  • 15.7 million children in America live in poverty.
  • 18.6 million children benefit from SNAP (food stamps).
  • Over 20 million children get a free or reduced-price school lunch on an average school day.
  • Only 10.5 million children get a free or reduced-price school breakfast on an average school day.
  • 6 out of 7 children who qualify for a free or reduced-price school lunch do not currently access free summer meals.

Princeton Free/Reduced Meal Figures*

January  30, 2012


First Grade- 64

Second Grade- 60

Third Grade- 60

Fourth Grade- 53

Fifth Grade- 62

Sixth Grade- 46

Seventh Grade- 47

Eighth Grade- 30


  Free Lunch    Reduced Lunch          Total              

    355                          131                     486

 * The individual grade statistics combine free and reduced lunch for that grade together

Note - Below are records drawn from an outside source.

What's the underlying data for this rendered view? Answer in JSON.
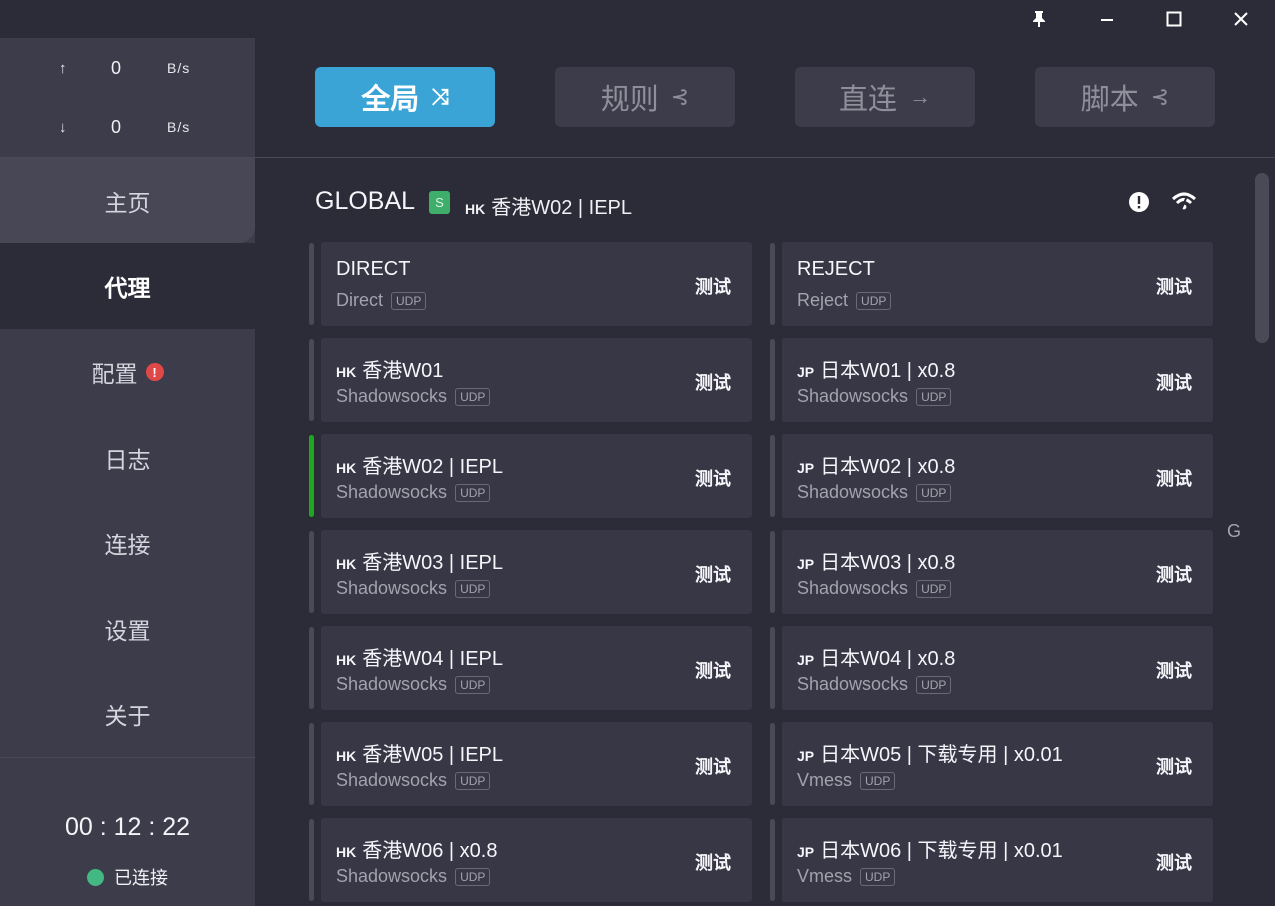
{
  "titlebar": {
    "icons": [
      "pin-icon",
      "minimize-icon",
      "maximize-icon",
      "close-icon"
    ]
  },
  "traffic": {
    "up_arrow": "↑",
    "up_value": "0",
    "up_unit": "B/s",
    "down_arrow": "↓",
    "down_value": "0",
    "down_unit": "B/s"
  },
  "nav": {
    "home": "主页",
    "proxy": "代理",
    "config": "配置",
    "config_badge": "!",
    "log": "日志",
    "connections": "连接",
    "settings": "设置",
    "about": "关于",
    "active": "proxy"
  },
  "footer": {
    "timer": "00 : 12 : 22",
    "status": "已连接",
    "status_color": "#43b883"
  },
  "modes": {
    "global": "全局",
    "rule": "规则",
    "direct": "直连",
    "script": "脚本",
    "active": "global"
  },
  "group": {
    "name": "GLOBAL",
    "badge": "S",
    "current_cc": "HK",
    "current": "香港W02 | IEPL"
  },
  "proxies": [
    {
      "cc": "",
      "name": "DIRECT",
      "type": "Direct",
      "udp": "UDP",
      "test": "测试"
    },
    {
      "cc": "",
      "name": "REJECT",
      "type": "Reject",
      "udp": "UDP",
      "test": "测试"
    },
    {
      "cc": "HK",
      "name": "香港W01",
      "type": "Shadowsocks",
      "udp": "UDP",
      "test": "测试"
    },
    {
      "cc": "JP",
      "name": "日本W01 | x0.8",
      "type": "Shadowsocks",
      "udp": "UDP",
      "test": "测试"
    },
    {
      "cc": "HK",
      "name": "香港W02 | IEPL",
      "type": "Shadowsocks",
      "udp": "UDP",
      "test": "测试"
    },
    {
      "cc": "JP",
      "name": "日本W02 | x0.8",
      "type": "Shadowsocks",
      "udp": "UDP",
      "test": "测试"
    },
    {
      "cc": "HK",
      "name": "香港W03 | IEPL",
      "type": "Shadowsocks",
      "udp": "UDP",
      "test": "测试"
    },
    {
      "cc": "JP",
      "name": "日本W03 | x0.8",
      "type": "Shadowsocks",
      "udp": "UDP",
      "test": "测试"
    },
    {
      "cc": "HK",
      "name": "香港W04 | IEPL",
      "type": "Shadowsocks",
      "udp": "UDP",
      "test": "测试"
    },
    {
      "cc": "JP",
      "name": "日本W04 | x0.8",
      "type": "Shadowsocks",
      "udp": "UDP",
      "test": "测试"
    },
    {
      "cc": "HK",
      "name": "香港W05 | IEPL",
      "type": "Shadowsocks",
      "udp": "UDP",
      "test": "测试"
    },
    {
      "cc": "JP",
      "name": "日本W05 | 下载专用 | x0.01",
      "type": "Vmess",
      "udp": "UDP",
      "test": "测试"
    },
    {
      "cc": "HK",
      "name": "香港W06 | x0.8",
      "type": "Shadowsocks",
      "udp": "UDP",
      "test": "测试"
    },
    {
      "cc": "JP",
      "name": "日本W06 | 下载专用 | x0.01",
      "type": "Vmess",
      "udp": "UDP",
      "test": "测试"
    }
  ],
  "selected_index": 4,
  "index_letter": "G",
  "colors": {
    "accent": "#3ba4d6",
    "selected_bar": "#1fa81f",
    "badge_s": "#3fae6b",
    "alert": "#e04848"
  }
}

Kate Webster,
Sep 12, 2012, 6:29 PM
Kate Webster,
Sep 12, 2012, 6:28 PM